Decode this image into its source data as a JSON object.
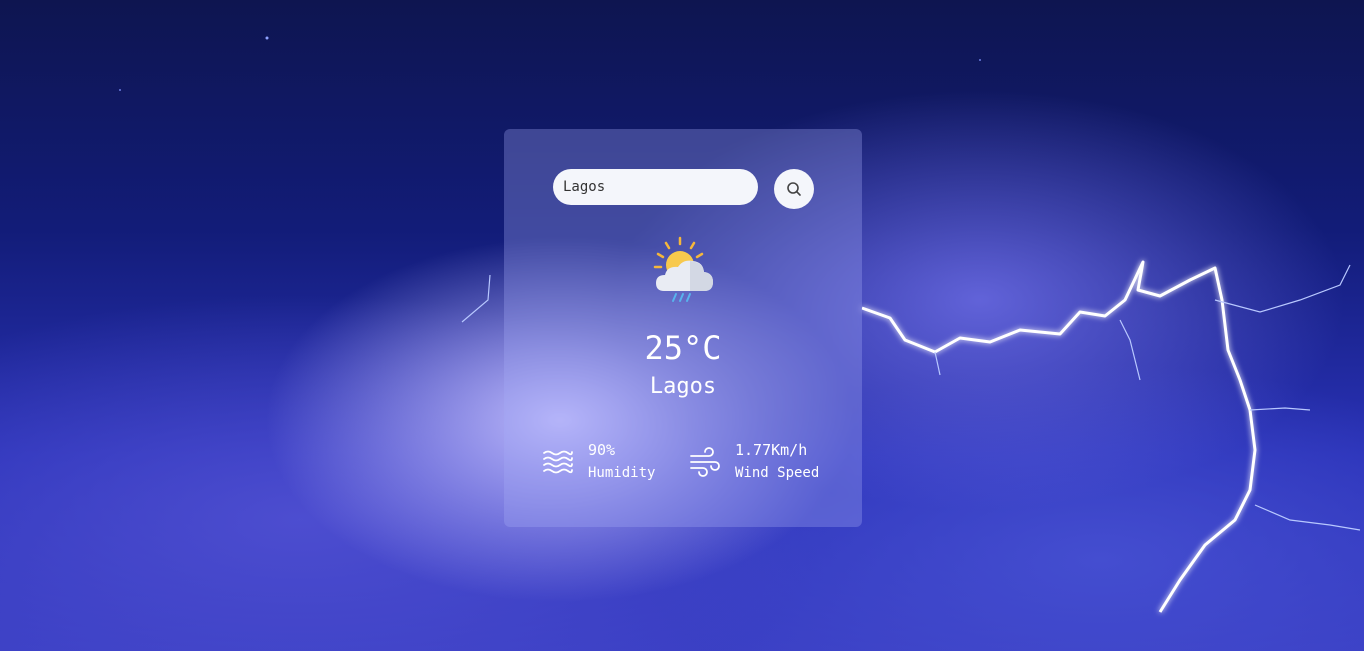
{
  "search": {
    "value": "Lagos",
    "button_icon": "search-icon"
  },
  "weather": {
    "icon": "sun-cloud-rain-icon",
    "temperature": "25°C",
    "city": "Lagos"
  },
  "details": {
    "humidity": {
      "icon": "waves-icon",
      "value": "90%",
      "label": "Humidity"
    },
    "wind": {
      "icon": "wind-icon",
      "value": "1.77Km/h",
      "label": "Wind Speed"
    }
  },
  "colors": {
    "card_background": "#a5aaf5",
    "input_background": "#f4f6fb",
    "text": "#ffffff",
    "sky_dark": "#0e1550",
    "sky_mid": "#2a32b8",
    "lightning": "#ffffff"
  }
}
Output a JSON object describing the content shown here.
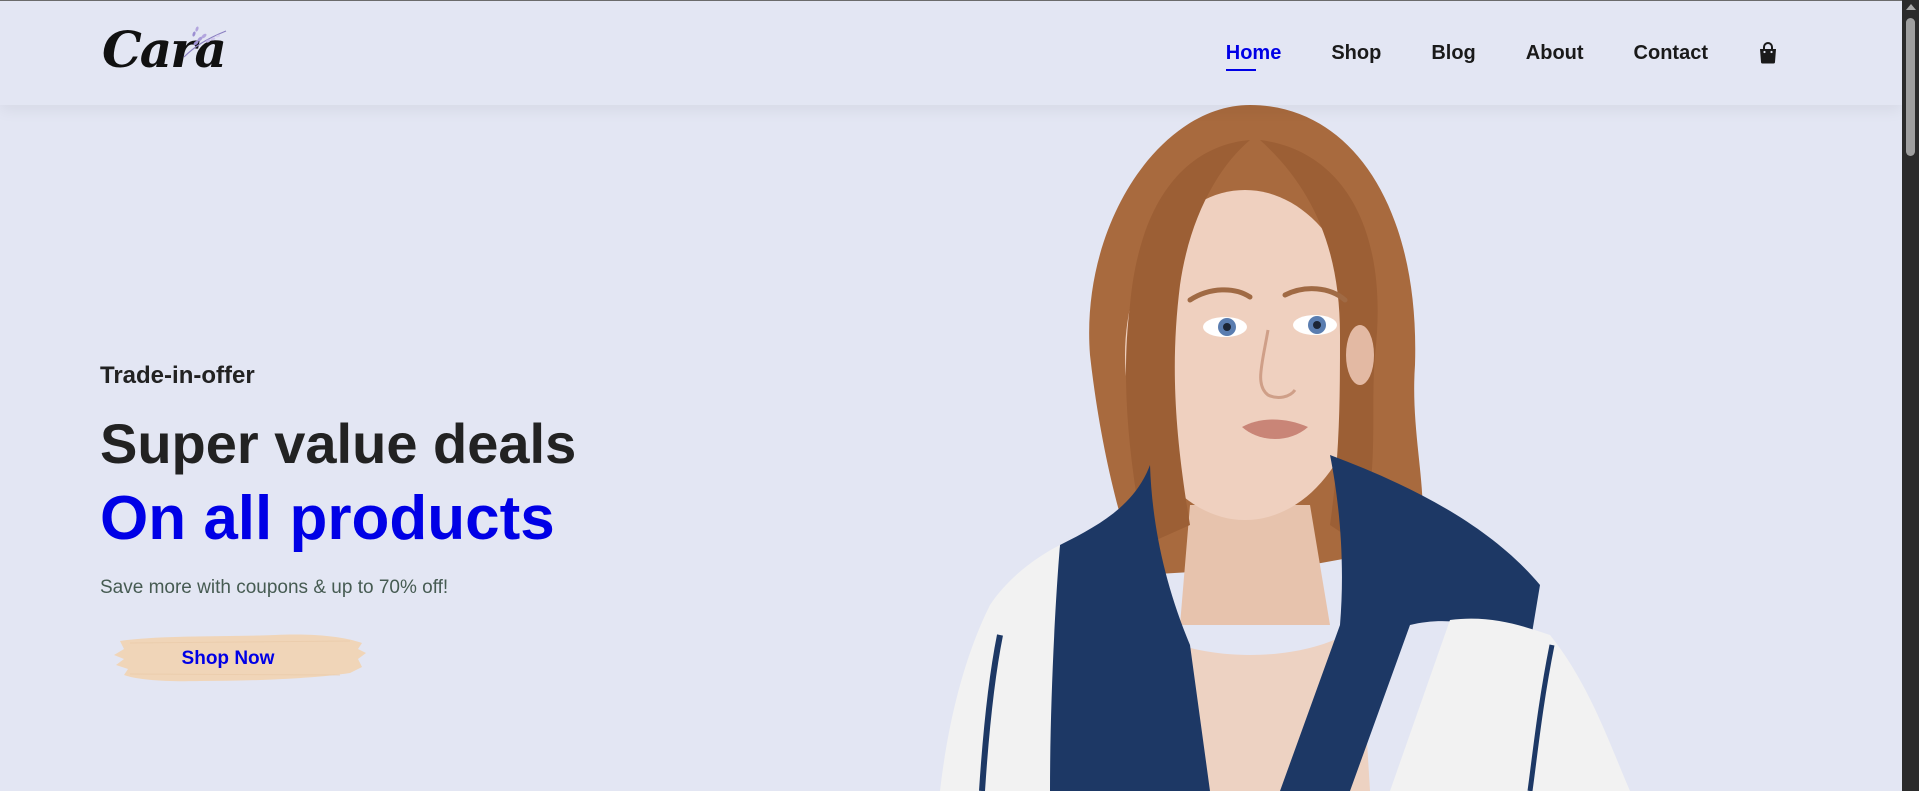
{
  "brand": {
    "name": "Cara"
  },
  "nav": {
    "items": [
      {
        "label": "Home",
        "active": true
      },
      {
        "label": "Shop",
        "active": false
      },
      {
        "label": "Blog",
        "active": false
      },
      {
        "label": "About",
        "active": false
      },
      {
        "label": "Contact",
        "active": false
      }
    ],
    "cart_icon": "shopping-bag-icon"
  },
  "hero": {
    "subtitle": "Trade-in-offer",
    "heading": "Super value deals",
    "highlight": "On all products",
    "description": "Save more with coupons & up to 70% off!",
    "button_label": "Shop Now"
  },
  "colors": {
    "background": "#e3e6f3",
    "accent": "#0000e6",
    "text_dark": "#222222",
    "text_muted": "#465b52",
    "button_brush": "#f0d5b8",
    "jacket_navy": "#1d3865"
  }
}
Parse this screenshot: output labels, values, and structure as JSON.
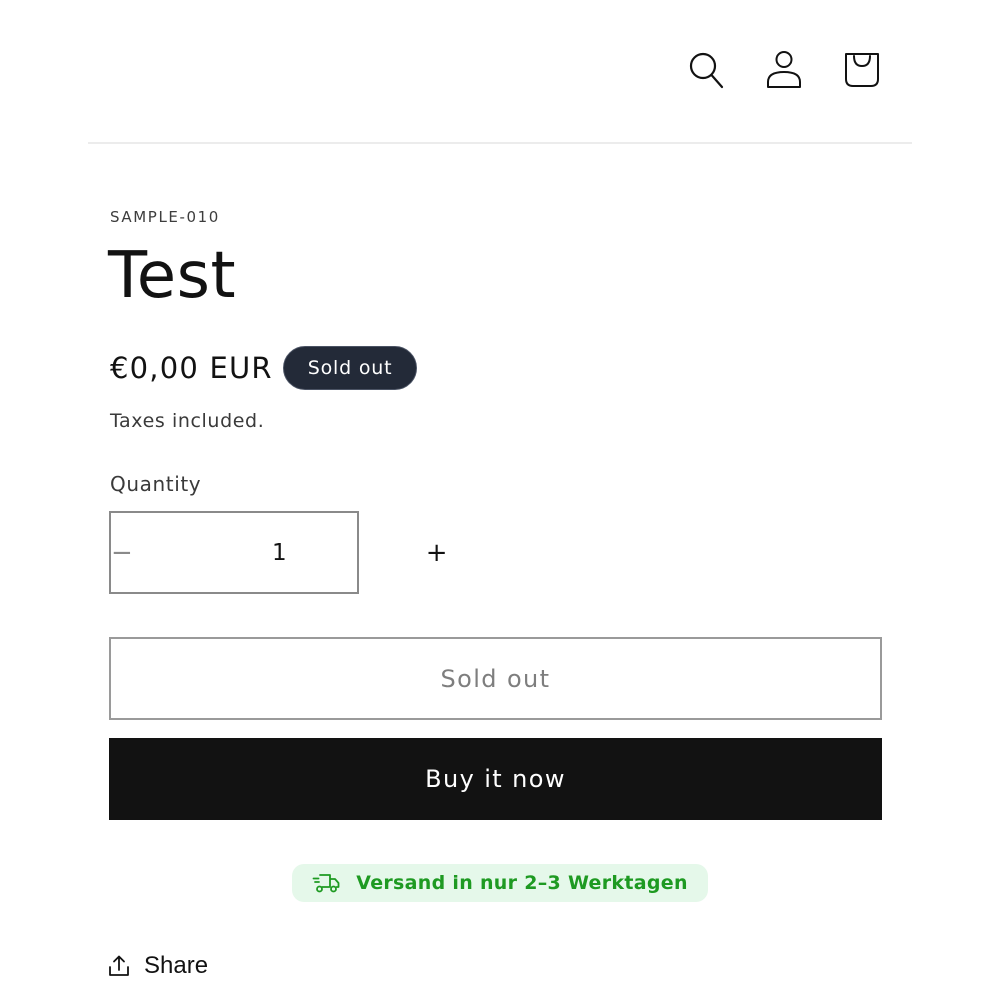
{
  "header": {
    "icons": [
      "search-icon",
      "account-icon",
      "cart-icon"
    ]
  },
  "product": {
    "vendor": "SAMPLE-010",
    "title": "Test",
    "price": "€0,00 EUR",
    "badge": "Sold out",
    "taxes_note": "Taxes included."
  },
  "quantity": {
    "label": "Quantity",
    "value": "1",
    "minus_symbol": "−",
    "plus_symbol": "+"
  },
  "buttons": {
    "add_to_cart_label": "Sold out",
    "buy_now_label": "Buy it now"
  },
  "shipping": {
    "text": "Versand in nur 2–3 Werktagen",
    "icon": "delivery-truck-icon",
    "color": "#1e9a22",
    "background": "#e5f8ea"
  },
  "share": {
    "label": "Share",
    "icon": "share-upload-icon"
  },
  "colors": {
    "text": "#121212",
    "badge_background": "#232a38",
    "buy_button_background": "#121212",
    "divider": "#ececec"
  }
}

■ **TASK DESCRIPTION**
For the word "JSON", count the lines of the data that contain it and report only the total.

■ **OUTPUT BELOW**
3